Influence of temperature, salinity and dissolved nutrients (N and P) on the cultivation of estuarine and coastal water microalgae

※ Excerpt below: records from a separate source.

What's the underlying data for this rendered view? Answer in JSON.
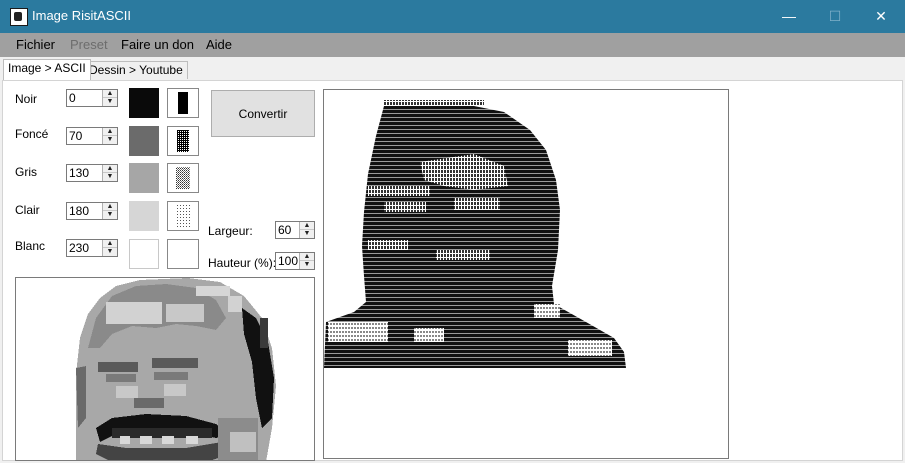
{
  "window": {
    "title": "Image RisitASCII",
    "minimize": "—",
    "maximize": "☐",
    "close": "✕"
  },
  "menu": {
    "file": "Fichier",
    "preset": "Preset",
    "donate": "Faire un don",
    "help": "Aide"
  },
  "tabs": [
    {
      "label": "Image > ASCII"
    },
    {
      "label": "Dessin > Youtube"
    }
  ],
  "levels": [
    {
      "label": "Noir",
      "value": "0",
      "color": "#0a0a0a",
      "pattern_icon": "solid-black-pattern-icon"
    },
    {
      "label": "Foncé",
      "value": "70",
      "color": "#6b6b6b",
      "pattern_icon": "dense-dots-pattern-icon"
    },
    {
      "label": "Gris",
      "value": "130",
      "color": "#a6a6a6",
      "pattern_icon": "medium-dots-pattern-icon"
    },
    {
      "label": "Clair",
      "value": "180",
      "color": "#d6d6d6",
      "pattern_icon": "light-dots-pattern-icon"
    },
    {
      "label": "Blanc",
      "value": "230",
      "color": "#ffffff",
      "pattern_icon": "blank-pattern-icon"
    }
  ],
  "convert_label": "Convertir",
  "width": {
    "label": "Largeur:",
    "value": "60"
  },
  "height": {
    "label": "Hauteur (%):",
    "value": "100"
  },
  "colors": {
    "titlebar": "#2b7a9f",
    "menubar": "#a0a0a0",
    "panel": "#f0f0f0"
  }
}
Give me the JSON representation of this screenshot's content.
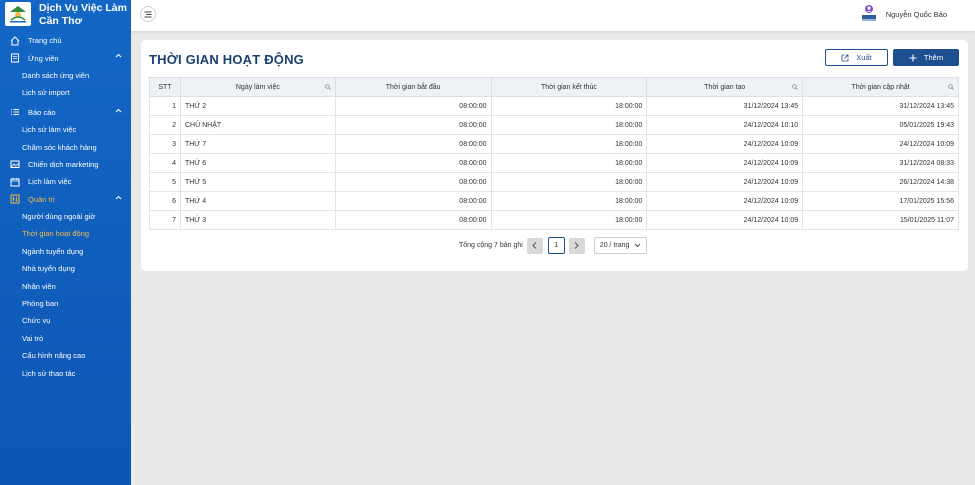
{
  "brand": {
    "title_line1": "Dịch Vụ Việc Làm",
    "title_line2": "Cần Thơ"
  },
  "user": {
    "name": "Nguyễn Quốc Bảo"
  },
  "sidebar": {
    "home": "Trang chủ",
    "candidates": {
      "label": "Ứng viên",
      "items": [
        "Danh sách ứng viên",
        "Lịch sử import"
      ]
    },
    "reports": {
      "label": "Báo cáo",
      "items": [
        "Lịch sử làm việc",
        "Chăm sóc khách hàng"
      ]
    },
    "campaign": "Chiến dịch marketing",
    "schedule": "Lịch làm việc",
    "admin": {
      "label": "Quản trị",
      "items": [
        "Người dùng ngoài giờ",
        "Thời gian hoạt động",
        "Ngành tuyển dụng",
        "Nhà tuyển dụng",
        "Nhân viên",
        "Phòng ban",
        "Chức vụ",
        "Vai trò",
        "Cấu hình nâng cao",
        "Lịch sử thao tác"
      ],
      "active_index": 1
    }
  },
  "page": {
    "title": "THỜI GIAN HOẠT ĐỘNG",
    "export_label": "Xuất",
    "add_label": "Thêm"
  },
  "table": {
    "headers": [
      "STT",
      "Ngày làm việc",
      "Thời gian bắt đầu",
      "Thời gian kết thúc",
      "Thời gian tạo",
      "Thời gian cập nhật"
    ],
    "rows": [
      [
        "1",
        "THỨ 2",
        "08:00:00",
        "18:00:00",
        "31/12/2024 13:45",
        "31/12/2024 13:45"
      ],
      [
        "2",
        "CHỦ NHẬT",
        "08:00:00",
        "18:00:00",
        "24/12/2024 10:10",
        "05/01/2025 19:43"
      ],
      [
        "3",
        "THỨ 7",
        "08:00:00",
        "18:00:00",
        "24/12/2024 10:09",
        "24/12/2024 10:09"
      ],
      [
        "4",
        "THỨ 6",
        "08:00:00",
        "18:00:00",
        "24/12/2024 10:09",
        "31/12/2024 08:33"
      ],
      [
        "5",
        "THỨ 5",
        "08:00:00",
        "18:00:00",
        "24/12/2024 10:09",
        "26/12/2024 14:38"
      ],
      [
        "6",
        "THỨ 4",
        "08:00:00",
        "18:00:00",
        "24/12/2024 10:09",
        "17/01/2025 15:56"
      ],
      [
        "7",
        "THỨ 3",
        "08:00:00",
        "18:00:00",
        "24/12/2024 10:09",
        "15/01/2025 11:07"
      ]
    ]
  },
  "pagination": {
    "total_text": "Tổng cộng 7 bản ghi",
    "current_page": "1",
    "page_size": "20 / trang"
  },
  "colors": {
    "sidebar": "#0d56b3",
    "primary": "#1d4f91",
    "active_menu": "#f2b84b",
    "title": "#1a3f70"
  }
}
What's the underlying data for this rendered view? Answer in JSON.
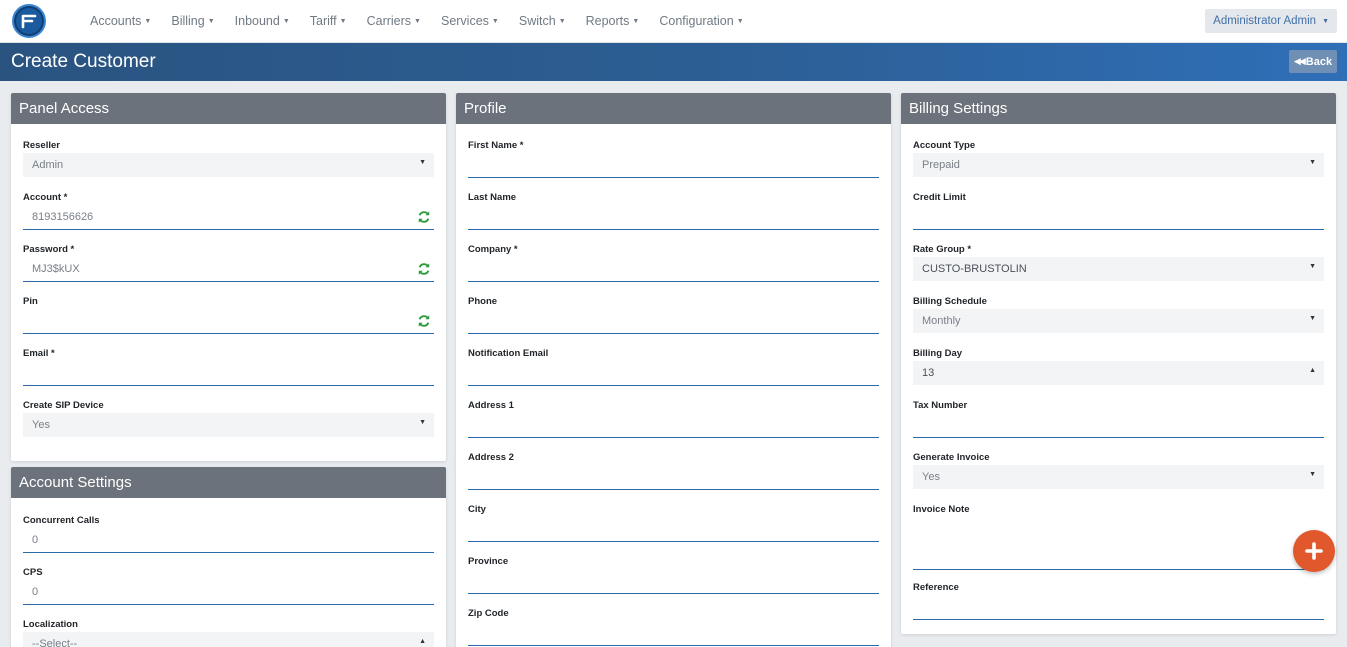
{
  "nav": {
    "items": [
      "Accounts",
      "Billing",
      "Inbound",
      "Tariff",
      "Carriers",
      "Services",
      "Switch",
      "Reports",
      "Configuration"
    ],
    "user": "Administrator Admin"
  },
  "header": {
    "title": "Create Customer",
    "back_label": "Back"
  },
  "panel_access": {
    "title": "Panel Access",
    "reseller": {
      "label": "Reseller",
      "value": "Admin"
    },
    "account": {
      "label": "Account *",
      "value": "8193156626"
    },
    "password": {
      "label": "Password *",
      "value": "MJ3$kUX"
    },
    "pin": {
      "label": "Pin",
      "value": ""
    },
    "email": {
      "label": "Email *",
      "value": ""
    },
    "sip": {
      "label": "Create SIP Device",
      "value": "Yes"
    }
  },
  "account_settings": {
    "title": "Account Settings",
    "concurrent": {
      "label": "Concurrent Calls",
      "value": "0"
    },
    "cps": {
      "label": "CPS",
      "value": "0"
    },
    "localization": {
      "label": "Localization",
      "value": "--Select--"
    }
  },
  "profile": {
    "title": "Profile",
    "first_name": "First Name *",
    "last_name": "Last Name",
    "company": "Company *",
    "phone": "Phone",
    "notification_email": "Notification Email",
    "address1": "Address 1",
    "address2": "Address 2",
    "city": "City",
    "province": "Province",
    "zip": "Zip Code"
  },
  "billing": {
    "title": "Billing Settings",
    "account_type": {
      "label": "Account Type",
      "value": "Prepaid"
    },
    "credit_limit": {
      "label": "Credit Limit",
      "value": ""
    },
    "rate_group": {
      "label": "Rate Group *",
      "value": "CUSTO-BRUSTOLIN"
    },
    "schedule": {
      "label": "Billing Schedule",
      "value": "Monthly"
    },
    "billing_day": {
      "label": "Billing Day",
      "value": "13"
    },
    "tax_number": {
      "label": "Tax Number",
      "value": ""
    },
    "generate_invoice": {
      "label": "Generate Invoice",
      "value": "Yes"
    },
    "invoice_note": {
      "label": "Invoice Note",
      "value": ""
    },
    "reference": {
      "label": "Reference",
      "value": ""
    }
  },
  "colors": {
    "nav_bg": "#ffffff",
    "header_bg": "#2c5f95",
    "panel_head": "#6c727b",
    "input_underline": "#2c69a8",
    "fab": "#e0582c",
    "refresh": "#2e9b3e"
  },
  "icons": {
    "logo": "app-logo",
    "refresh": "refresh-icon",
    "back": "fast-backward-icon",
    "fab": "plus-icon"
  }
}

Although the advent of microparticulate commercial foods has contributed to better food management of crustacean, mollusc and fish larvae, fresh microalgae continue to play an important role, being essential for the production of good quality cultivated organisms. Microalgae have been used not only in direct feeding, but also indirectly, as in the production of zooplankton and in maintaining water quality in green water systems. From a biotechnological point of view, the use of microalgae ranges from the production of chemical and pharmaceutical substances to the food industry, in addition to studies developed to convert lipids extracted from microalgae into biofuels. Despite the high costs involved in production,microalgae have a rapid growth and a wide tolerance to extreme environmental factors, allowing intensive cultivation in small areas and with the use of salt or brackish water. However, in order to decrease production costs, research is needed that results in the use of more productive species, with good nutritional quality or a higher growth rate. In the present study, the growth of the microalgae Thalassiosira weissflogii (Grunow) Fryxell & Hasle 1977 and Nannochloropsis oculata (Droop) Hibberd 1955 was evaluated under different conditions of temperature, salinity and nutrients (N: P ratio). These species are considered highly productive and widely used in larvicultures. Other than these,a new species of Skeletonema isolated in the coastal region of the state of Rio Grande do Sul was tested, named in the present work as Skeletonema sp. The experiments were carried out with the maximum time required to determine the growth curve, using 200 mL Erlenmeyer flasks, under three different conditions of temperature (20, 25 and 30°C), salinity (10, 20 and 30) and N: P ratio (Guillard medium f/2 - 8: 1, 16: 1 and 24: 1). For the experimental design, a factorial experiment 3x3x3 was applied, resulting in 9 treatments, with 3 repetitions each. These 27 sample units were randomly arranged in greenhouses, with a 12C/12E photoperiod and optimal irradiance for each species. The responses of the tested microalgae were evaluated from the estimate of chlorophyll a (956 g/L) and cell density (nº cel x 104/mL), from which the cell growth rate, doubling time, yield and chlorophyll/cell ratio (pg Cla/cel) were calculated. Considering the cell growth results obtained, T. weissflogii grew at all temperatures tested, with better growth and chlorophyll concentration at 25ºC and 30ºC, respectively, with good Cla/cel ratio (4.73 ± 1.99 pg Cla/cel). However, it presented the lowest yield and cell growth, and a high doubling time when compared to the other species. Depending on the results obtained, it is suggested that this algae be cultivated mainly in spring and summer. N. oculata, was the species that achieved the greatest cell growth and yield in the shortest time, being indicated for studies of large-scale crops. Besides that,this species did not present great restrictions regarding the variability of temperature, salinity and nutrients, being able to be cultivated throughout the year, in a wide range of temperature, salinity and nutrients. On the other hand, Skeletonema sp., Also has great growth potential as it has a high growth rate and short doubling time, despite not reaching the same values in cell density as N. oculata. However, Skeletonema sp., Showed a restricted growth potential at high temperature (30ºC), which allows its large-scale production only in the spring, autumn and early winter.